Court to hold pre-sentencing hearing for Rushwaya

Crimes and Courts

FORMER Zimbabwe Miners Federation president Henrietta Rushwaya will be sentenced after a pre-sentencing hearing next week as courts spring into action to implement the newly prescribed sentencing guidelines.


Rushwaya was last week remanded in custody following her conviction by the Anti-Corruption Court at the High Court in Harare for smuggling 6kg of gold worth more than US$333 000 to Dubai three years ago.


She was due for sentencing yesterday, but Justice Pisirayi Kwenda adjourned the court until November 16 for a pre-sentencing hearing, to ascertain the facts needed to impose an appropriate sentence that is fair to the offender, victim and society.

According to the new regulations, it is now mandatory for judicial officers to abide by the new guidelines.


In an attempt to bring about more consistency in sentencing the Minister of Justice, Legal and Parliamentary Affairs recently published the Criminal Procedure (Sentencing Guidelines) Regulations, 2023, which prescribe standard sentences (called “presumptive penalties” in the regulations) for a range of commonly-occurring crimes.


Courts retain the right to impose heftier or lighter penalties depending on the facts and circumstances but must explain their reasons to depart from the presumptive penalties.

For each crime listed in the Schedule there is a presumptive penalty — the median penalty — and for most of the crimes there is a list of factors that courts should regard as aggravating and as mitigating plus the penalties that should be imposed when those factors are present.


However, courts may depart from the presumptive penalties for good reason.

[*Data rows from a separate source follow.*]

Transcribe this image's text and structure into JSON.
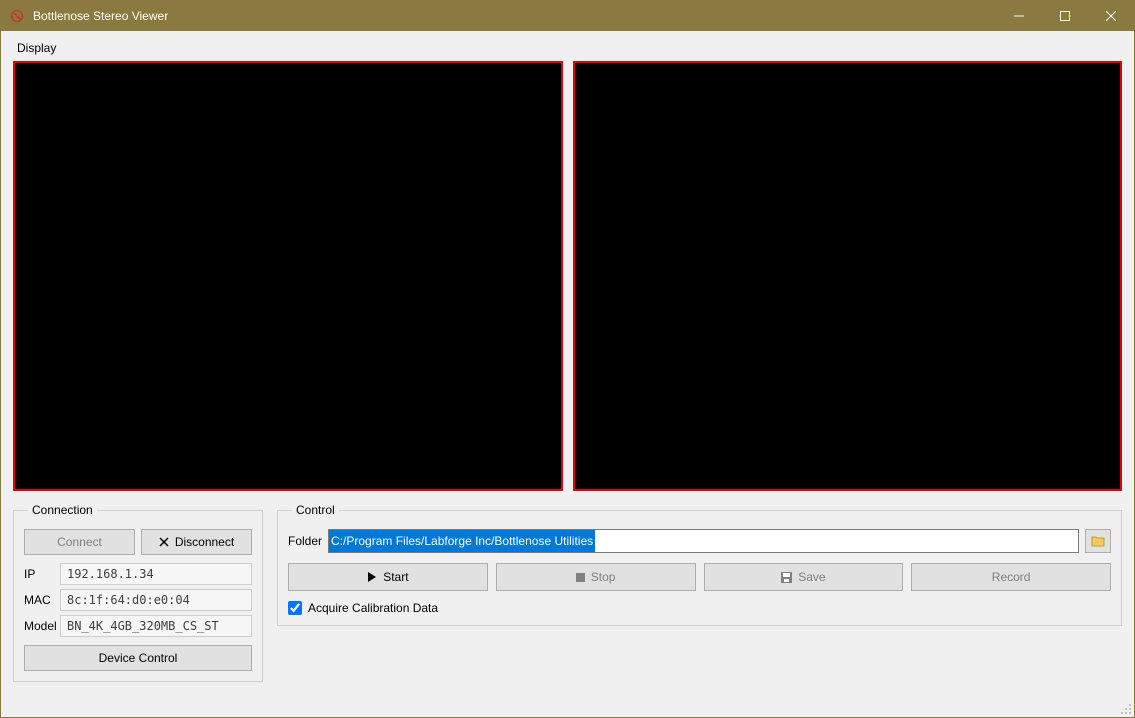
{
  "window": {
    "title": "Bottlenose Stereo Viewer"
  },
  "display": {
    "label": "Display"
  },
  "connection": {
    "legend": "Connection",
    "connect_label": "Connect",
    "disconnect_label": "Disconnect",
    "ip_label": "IP",
    "ip_value": "192.168.1.34",
    "mac_label": "MAC",
    "mac_value": "8c:1f:64:d0:e0:04",
    "model_label": "Model",
    "model_value": "BN_4K_4GB_320MB_CS_ST",
    "device_control_label": "Device Control"
  },
  "control": {
    "legend": "Control",
    "folder_label": "Folder",
    "folder_value": "C:/Program Files/Labforge Inc/Bottlenose Utilities",
    "start_label": "Start",
    "stop_label": "Stop",
    "save_label": "Save",
    "record_label": "Record",
    "acquire_label": "Acquire Calibration Data",
    "acquire_checked": true
  }
}
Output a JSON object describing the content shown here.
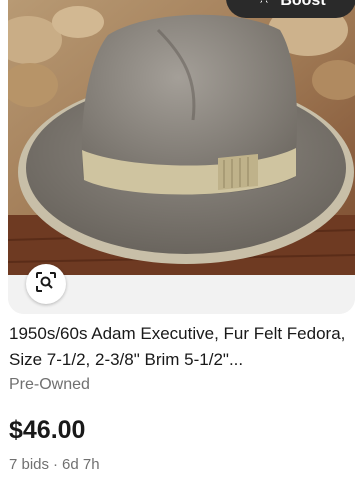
{
  "listing": {
    "boost_label": "Boost",
    "title": "1950s/60s Adam Executive, Fur Felt Fedora, Size 7-1/2, 2-3/8\" Brim 5-1/2\"...",
    "condition": "Pre-Owned",
    "price": "$46.00",
    "bids": "7 bids",
    "separator": "·",
    "time_left": "6d 7h",
    "image_icon": "visual-search-icon",
    "boost_icon": "boost-rocket-icon"
  },
  "colors": {
    "text_primary": "#191919",
    "text_secondary": "#707070",
    "boost_pill": "#2a2a2a",
    "image_footer_bg": "#f2f2f2"
  }
}
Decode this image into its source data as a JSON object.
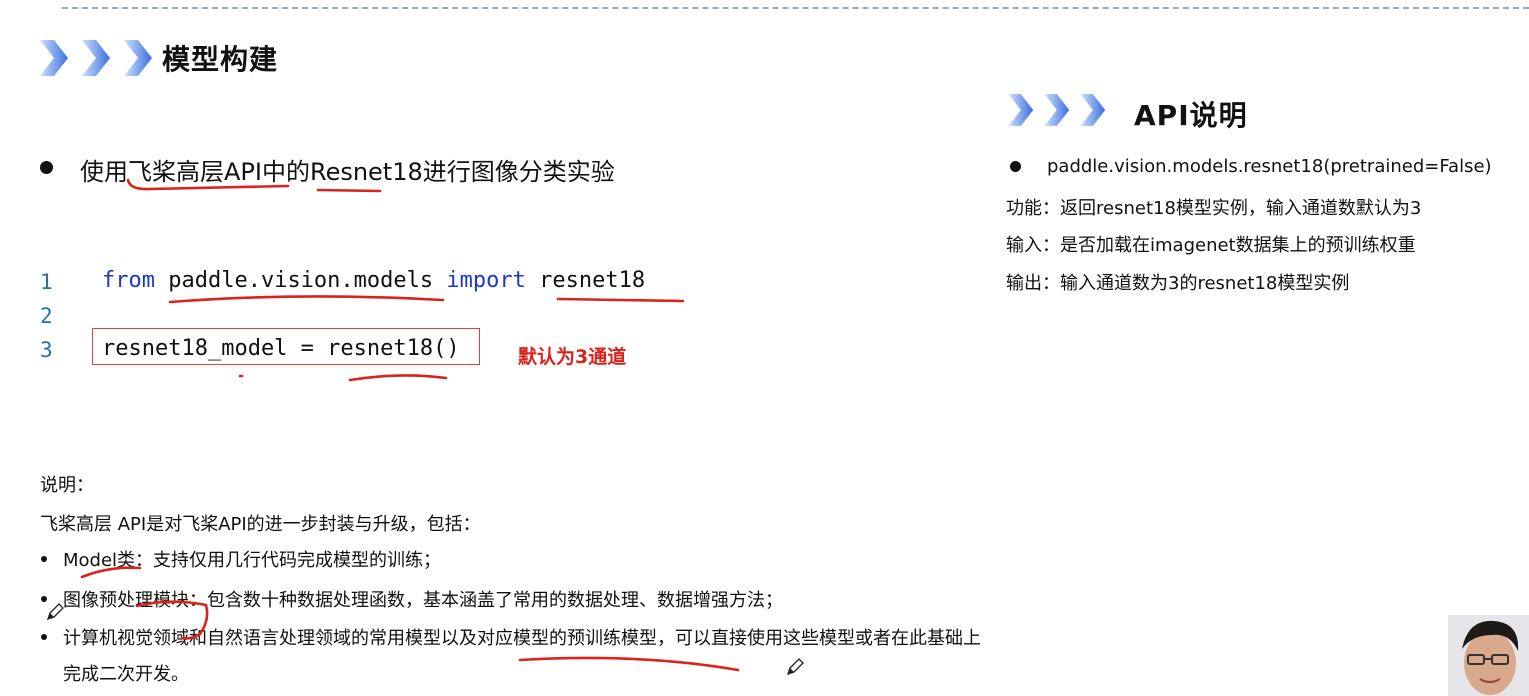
{
  "model_section": {
    "title": "模型构建",
    "bullet": "使用飞桨高层API中的Resnet18进行图像分类实验"
  },
  "code": {
    "line_numbers": [
      "1",
      "2",
      "3"
    ],
    "line1": {
      "kw_from": "from",
      "module": "paddle.vision.models",
      "kw_import": "import",
      "name": "resnet18"
    },
    "line3": "resnet18_model = resnet18()",
    "annotation": "默认为3通道"
  },
  "api_section": {
    "title": "API说明",
    "signature": "paddle.vision.models.resnet18(pretrained=False)",
    "function": "功能：返回resnet18模型实例，输入通道数默认为3",
    "input": "输入：是否加载在imagenet数据集上的预训练权重",
    "output": "输出：输入通道数为3的resnet18模型实例"
  },
  "notes": {
    "heading": "说明：",
    "intro": "飞桨高层 API是对飞桨API的进一步封装与升级，包括：",
    "items": [
      "Model类：支持仅用几行代码完成模型的训练；",
      "图像预处理模块：包含数十种数据处理函数，基本涵盖了常用的数据处理、数据增强方法；",
      "计算机视觉领域和自然语言处理领域的常用模型以及对应模型的预训练模型，可以直接使用这些模型或者在此基础上"
    ],
    "item3_cont": "完成二次开发。"
  },
  "colors": {
    "chevron": "#3a6fe0",
    "annotation_red": "#d9231c",
    "code_keyword": "#1b38c8",
    "line_number": "#2a6f9e"
  },
  "icons": [
    "chevron-right-icon",
    "pen-cursor-icon"
  ]
}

But if a court does depart from them it must record the reason in its judgment.


If a court departs from a presumptive penalty without cogent reasons for the departure, it will be a gross irregularity invalidating the sentence.

The Schedule lays down presumptive penalties for crimes under the certain statutes, including the Customs and Excise Act – covering smuggling and import of prohibited goods


Rushwaya was heading to Dubai when she was arrested for attempting to smuggle 6kg gold through the VIP route at Robert Gabriel Mugabe International Airport on October 26, 2020.


Four small bars of pure gold were found in her hand luggage. Rushwaya pleaded not guilty when her trial began last month at the Anti-Corruption Court.

The prosecution case was built on the evidence that Rushwaya was caught with the gold in her bag as she was leaving the country and that she failed to provide a valid export permit and presented a fake invoice and packing list from a company called Ali Japan 786 (Pvt) Limited, at the time of her arrest.


Rushwaya denied the charge, claiming she mistakenly picked up the wrong bag at home, one containing gold bars rather than the one she meant to take on her trip.

But Justice Kwenda found her guilty, dismissing her defence of a “wrong bag” as implausible.


Rushwaya was charged with the smuggling along with two Central Intelligence Organisation operatives Stephen Tserai and Raphios Mufandauya.


These two were found not guilty at the close of the prosecution case, for lack of evidence that they had committed a smuggling offence.

The Herald